That leaves a large number of superb wines off of most gift lists. Outstanding wines are being made from many other varieties of grapes and in many different styles. One needs a sense of adventure to fully appreciate the excellent wines being made in the less familiar places.
Dessert wines are an example of an underappreciated style that also happens to be an excellent gift idea. These wines taste sweet because of a higher amount of residual sugar, but they are more than just “sweet wines.” The best have a complexity of flavors and aromas that make them some of the most desirable wines in the world. In fact, a few dessert wines have price tags of hundreds of dollars for a half bottle but many outstanding examples can be found that are very affordable. They are surprisingly versatile and can be served alone after a meal or to complement a dessert. And there are few wines that taste as good in front of a fire with someone you love.
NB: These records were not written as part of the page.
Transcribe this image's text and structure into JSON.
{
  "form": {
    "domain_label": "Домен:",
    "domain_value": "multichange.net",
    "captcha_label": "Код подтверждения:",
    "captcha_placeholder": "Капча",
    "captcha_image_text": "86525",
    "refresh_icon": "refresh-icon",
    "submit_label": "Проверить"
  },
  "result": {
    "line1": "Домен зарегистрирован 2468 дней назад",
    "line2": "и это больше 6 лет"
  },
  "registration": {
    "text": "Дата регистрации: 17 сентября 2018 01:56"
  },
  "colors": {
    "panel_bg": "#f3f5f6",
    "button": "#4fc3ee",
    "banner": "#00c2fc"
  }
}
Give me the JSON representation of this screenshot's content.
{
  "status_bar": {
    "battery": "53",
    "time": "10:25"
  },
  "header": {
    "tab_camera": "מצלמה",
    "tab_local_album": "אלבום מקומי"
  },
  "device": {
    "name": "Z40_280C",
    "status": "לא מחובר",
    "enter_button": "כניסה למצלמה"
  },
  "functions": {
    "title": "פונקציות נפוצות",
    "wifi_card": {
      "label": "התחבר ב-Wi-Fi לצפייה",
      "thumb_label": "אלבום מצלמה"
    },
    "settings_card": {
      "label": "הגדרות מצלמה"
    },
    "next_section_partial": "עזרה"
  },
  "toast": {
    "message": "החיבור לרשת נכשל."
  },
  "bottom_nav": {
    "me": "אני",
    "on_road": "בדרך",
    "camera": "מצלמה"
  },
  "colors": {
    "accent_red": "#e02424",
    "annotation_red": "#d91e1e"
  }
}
Dessert wines are made by concentrating the flavors and sugar content of a wine. This is accomplished by either removing the water via air drying, by allowing the grapes to freeze and then removing the ice or by allowing a fungus known as “noble rot” to attack the grapes which desiccates as well as imparts a honey flavor to the grapes. Another method is to add alcohol to the fermenting grapes to stop the conversion of sugar to alcohol. A third way to create a dessert wine is by adding portions of wines from previous vintages together.
A favorite is Moscato d’Asti which is a low alcohol, sweet sparkling wine that can also be served as an aperitif. An example is Marco Negri Moscato d’Asti “Marsilio” 2003 with peach and mild grapefruit and lemon flavors. In the same style is Tualatin Estate Semi-Sparkling Muscat 2000 produced in Oregon. It is mouth-filling with a mild nuttiness and clove taste and gorgeously long finish. Both are best drunk chilled and young and would work well with a fruit dessert.
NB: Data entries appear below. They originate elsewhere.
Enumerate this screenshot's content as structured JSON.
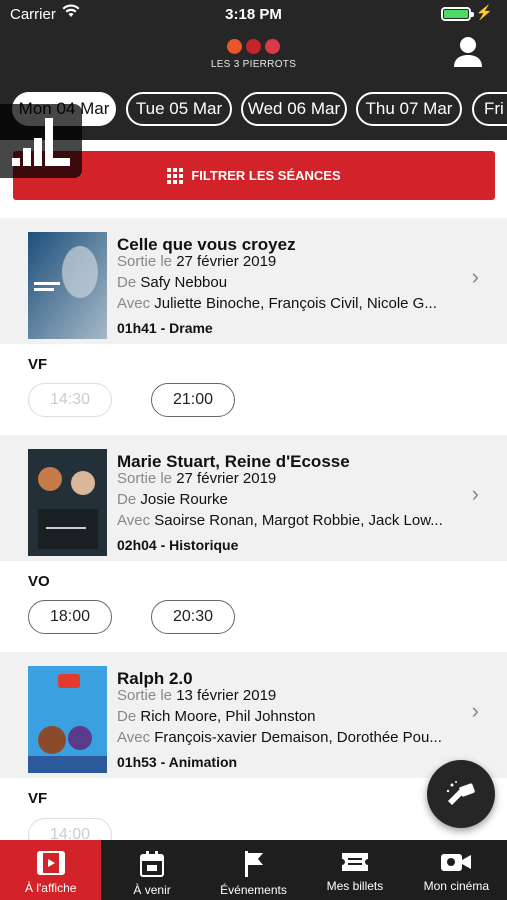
{
  "status": {
    "carrier": "Carrier",
    "time": "3:18 PM",
    "battery_level": 1.0
  },
  "brand": {
    "name": "LES 3 PIERROTS",
    "colors": [
      "#e8542b",
      "#c8232b",
      "#d83a4a"
    ]
  },
  "dates": [
    {
      "label": "Mon 04 Mar",
      "active": true
    },
    {
      "label": "Tue 05 Mar",
      "active": false
    },
    {
      "label": "Wed 06 Mar",
      "active": false
    },
    {
      "label": "Thu 07 Mar",
      "active": false
    },
    {
      "label": "Fri",
      "active": false
    }
  ],
  "filter": {
    "label": "FILTRER LES SÉANCES"
  },
  "films": [
    {
      "title": "Celle que vous croyez",
      "release_prefix": "Sortie le",
      "release": "27 février 2019",
      "director_prefix": "De",
      "director": "Safy Nebbou",
      "cast_prefix": "Avec",
      "cast": "Juliette Binoche,  François Civil,  Nicole G...",
      "meta": "01h41 - Drame",
      "version": "VF",
      "showtimes": [
        {
          "time": "14:30",
          "available": false
        },
        {
          "time": "21:00",
          "available": true
        }
      ]
    },
    {
      "title": "Marie Stuart, Reine d'Ecosse",
      "release_prefix": "Sortie le",
      "release": "27 février 2019",
      "director_prefix": "De",
      "director": "Josie Rourke",
      "cast_prefix": "Avec",
      "cast": "Saoirse Ronan,  Margot Robbie,  Jack Low...",
      "meta": "02h04 - Historique",
      "version": "VO",
      "showtimes": [
        {
          "time": "18:00",
          "available": true
        },
        {
          "time": "20:30",
          "available": true
        }
      ]
    },
    {
      "title": "Ralph 2.0",
      "release_prefix": "Sortie le",
      "release": "13 février 2019",
      "director_prefix": "De",
      "director": "Rich Moore,  Phil Johnston",
      "cast_prefix": "Avec",
      "cast": "François-xavier Demaison,  Dorothée Pou...",
      "meta": "01h53 - Animation",
      "version": "VF",
      "showtimes": [
        {
          "time": "14:00",
          "available": false
        }
      ]
    }
  ],
  "tabs": [
    {
      "label": "À l'affiche",
      "icon": "film-icon",
      "active": true
    },
    {
      "label": "À venir",
      "icon": "calendar-icon",
      "active": false
    },
    {
      "label": "Événements",
      "icon": "flag-icon",
      "active": false
    },
    {
      "label": "Mes billets",
      "icon": "ticket-icon",
      "active": false
    },
    {
      "label": "Mon cinéma",
      "icon": "camera-icon",
      "active": false
    }
  ],
  "accent": "#d2232a"
}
Produced in the Languedoc-Roussillon region of France is Banyuls a fortified wine much like Port that comes in various different styles. Many consider Banyuls to be a natural accompaniment to chocolate. An example of the Rimage style is Les Clos de Paulilles Banyuls Rimage 2002 a rich, full-bodied wine that is made with little contact with oxygen to preserve the plum and prune flavors. Also from Roussillion is Rivesaltes Mas Cristine 1999 made from Grenache grapes. It has beautiful cream and caramel flavors with a hint of spice and a buttery finish.
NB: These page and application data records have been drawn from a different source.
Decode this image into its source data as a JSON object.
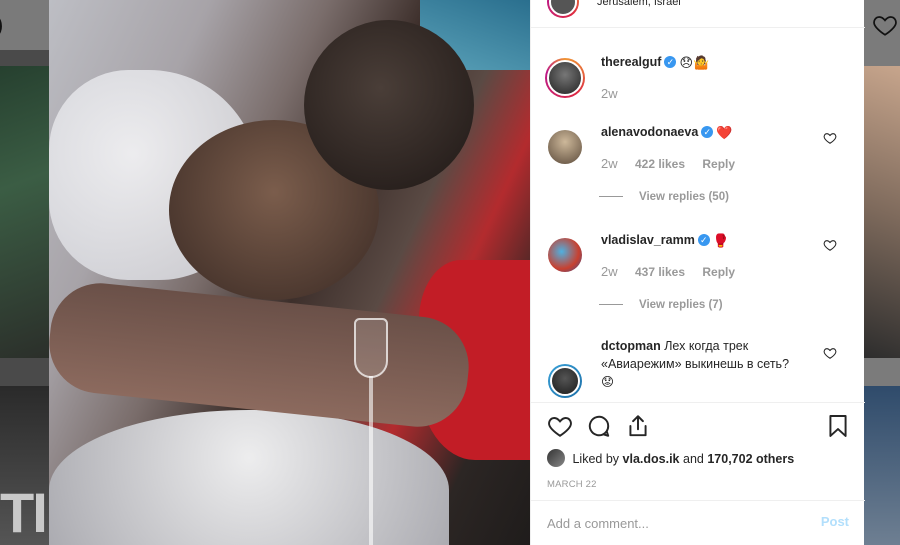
{
  "post": {
    "location": "Jerusalem, Israel",
    "caption_user": "therealguf",
    "caption_emojis": "😞🤷",
    "caption_time": "2w"
  },
  "comments": [
    {
      "username": "alenavodonaeva",
      "emoji": "❤️",
      "time": "2w",
      "likes": "422 likes",
      "reply": "Reply",
      "view_replies": "View replies (50)"
    },
    {
      "username": "vladislav_ramm",
      "emoji": "🥊",
      "time": "2w",
      "likes": "437 likes",
      "reply": "Reply",
      "view_replies": "View replies (7)"
    },
    {
      "username": "dctopman",
      "text_line1": "Лех когда трек",
      "text_line2": "«Авиарежим» выкинешь в сеть?",
      "text_line3": "😟"
    }
  ],
  "liked_by": {
    "prefix": "Liked by",
    "user": "vla.dos.ik",
    "middle": "and",
    "count": "170,702 others"
  },
  "date": "MARCH 22",
  "add_comment": {
    "placeholder": "Add a comment...",
    "post_label": "Post"
  },
  "icons": {
    "like": "heart-icon",
    "comment": "comment-icon",
    "share": "share-icon",
    "save": "bookmark-icon"
  },
  "colors": {
    "verified": "#3897f0",
    "post_button": "#b2dffc",
    "liked_heart": "#ed4956"
  }
}
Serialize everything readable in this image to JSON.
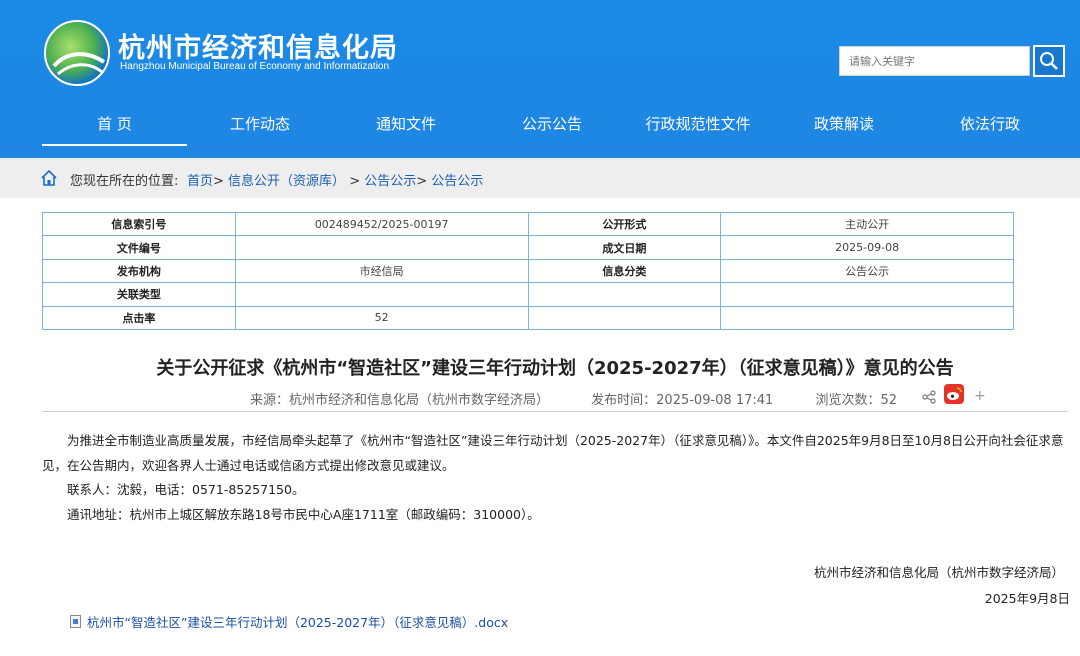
{
  "header": {
    "org_name": "杭州市经济和信息化局",
    "org_name_en": "Hangzhou Municipal Bureau of Economy and Informatization",
    "search_placeholder": "请输入关键字"
  },
  "nav": [
    {
      "label": "首 页"
    },
    {
      "label": "工作动态"
    },
    {
      "label": "通知文件"
    },
    {
      "label": "公示公告"
    },
    {
      "label": "行政规范性文件"
    },
    {
      "label": "政策解读"
    },
    {
      "label": "依法行政"
    }
  ],
  "breadcrumb": {
    "prefix": "您现在所在的位置:",
    "items": [
      "首页",
      "信息公开（资源库）",
      "公告公示",
      "公告公示"
    ]
  },
  "info_table": {
    "rows": [
      [
        "信息索引号",
        "002489452/2025-00197",
        "公开形式",
        "主动公开"
      ],
      [
        "文件编号",
        "",
        "成文日期",
        "2025-09-08"
      ],
      [
        "发布机构",
        "市经信局",
        "信息分类",
        "公告公示"
      ],
      [
        "关联类型",
        "",
        "",
        ""
      ],
      [
        "点击率",
        "52",
        "",
        ""
      ]
    ]
  },
  "article": {
    "title": "关于公开征求《杭州市“智造社区”建设三年行动计划（2025-2027年）（征求意见稿）》意见的公告",
    "source": "来源：杭州市经济和信息化局（杭州市数字经济局）",
    "publish_time": "发布时间：2025-09-08 17:41",
    "views": "浏览次数：52",
    "paragraphs": [
      "为推进全市制造业高质量发展，市经信局牵头起草了《杭州市“智造社区”建设三年行动计划（2025-2027年）（征求意见稿）》。本文件自2025年9月8日至10月8日公开向社会征求意见，在公告期内，欢迎各界人士通过电话或信函方式提出修改意见或建议。",
      "联系人：沈毅，电话：0571-85257150。",
      "通讯地址：杭州市上城区解放东路18号市民中心A座1711室（邮政编码：310000）。"
    ],
    "signature_org": "杭州市经济和信息化局（杭州市数字经济局）",
    "signature_date": "2025年9月8日",
    "attachment": "杭州市“智造社区”建设三年行动计划（2025-2027年）（征求意见稿）.docx",
    "plus": "+"
  }
}
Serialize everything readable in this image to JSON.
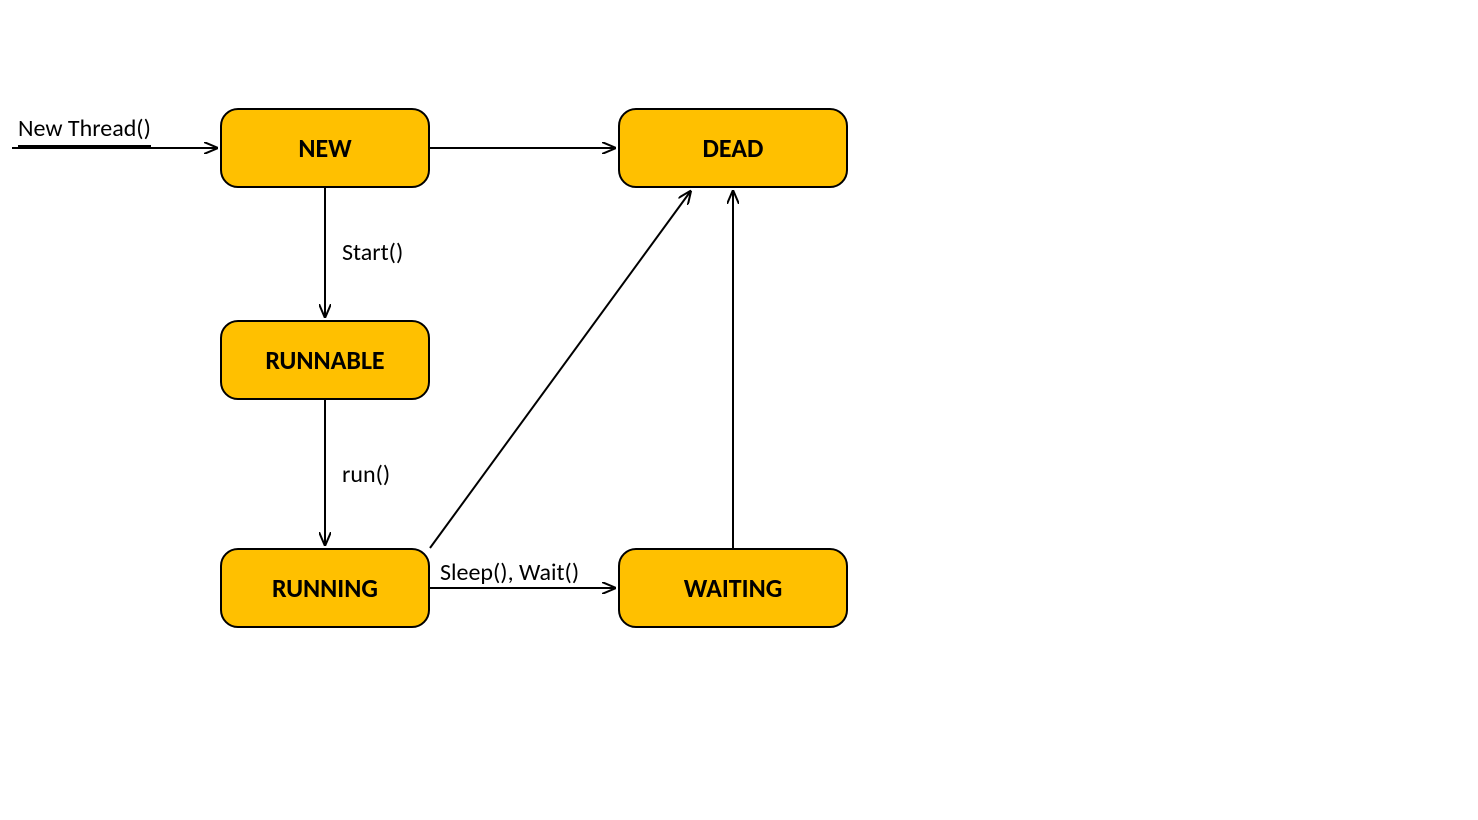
{
  "nodes": {
    "new": {
      "label": "NEW"
    },
    "dead": {
      "label": "DEAD"
    },
    "runnable": {
      "label": "RUNNABLE"
    },
    "running": {
      "label": "RUNNING"
    },
    "waiting": {
      "label": "WAITING"
    }
  },
  "edges": {
    "entry": {
      "label": "New Thread()"
    },
    "new_to_runnable": {
      "label": "Start()"
    },
    "runnable_to_running": {
      "label": "run()"
    },
    "running_to_waiting": {
      "label": "Sleep(), Wait()"
    }
  },
  "colors": {
    "node_fill": "#ffc000",
    "node_stroke": "#000000",
    "arrow": "#000000"
  }
}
From Italy, the Librandi Val de Neto Le Passule Vino Passito 2002 is made from 100 % Mantonico grapes which were air dried for 15 days prior to fermentation. Considered a “wine for meditation,” it is full-bodied with raisin and apricot flavors and a nice smooth finish. Produced in the Tuscany region is Selvapiana Vin Santo del Chianti Rufina 1998 which has nut and orange flavors with mild honey notes and a full-body.
The Israeli wine industry is growing rapidly, with new wineries opening almost every two weeks. There are a number of very good Israeli dessert wines including Yarden Heights Dessert Wine 2000 that has flavors of oranges, dried fruits and a touch of spiciness. Another example is the Golan Heights Winery “Heightswine” 2002 made from frozen Gewürztraminer grapes. It has a medium body and nice acidity to balance the apricot, honey and mild spice flavors.
Port is another favorite dessert wine. Produced in the Douro Valley of Portugal, true Port is made by allowing about half of the grape sugar to be converted into alcohol before adding brandy which instantly stops the fermentation process. Port-like wines are also being produced in other countries and from a variety of different grapes. d’Arenberg McLaren Vale Shiraz Port 2001 is produced in Australia and has wonderful chocolate and coffee flavors in a full-bodied, solid style that should age well. From the Stellenbosch region of South Africa KWV produces a “Full Tawny” and “Full Ruby” port. Their KWV Late Bottled Vintage Port 1990 is very good. Smoother and softer than other vintage ports, it has a slight mocha flavor. A rare treat is the California made Bogle Petite Sirah Port 2002 which has very nice blackberry, plum and chocolate flavors.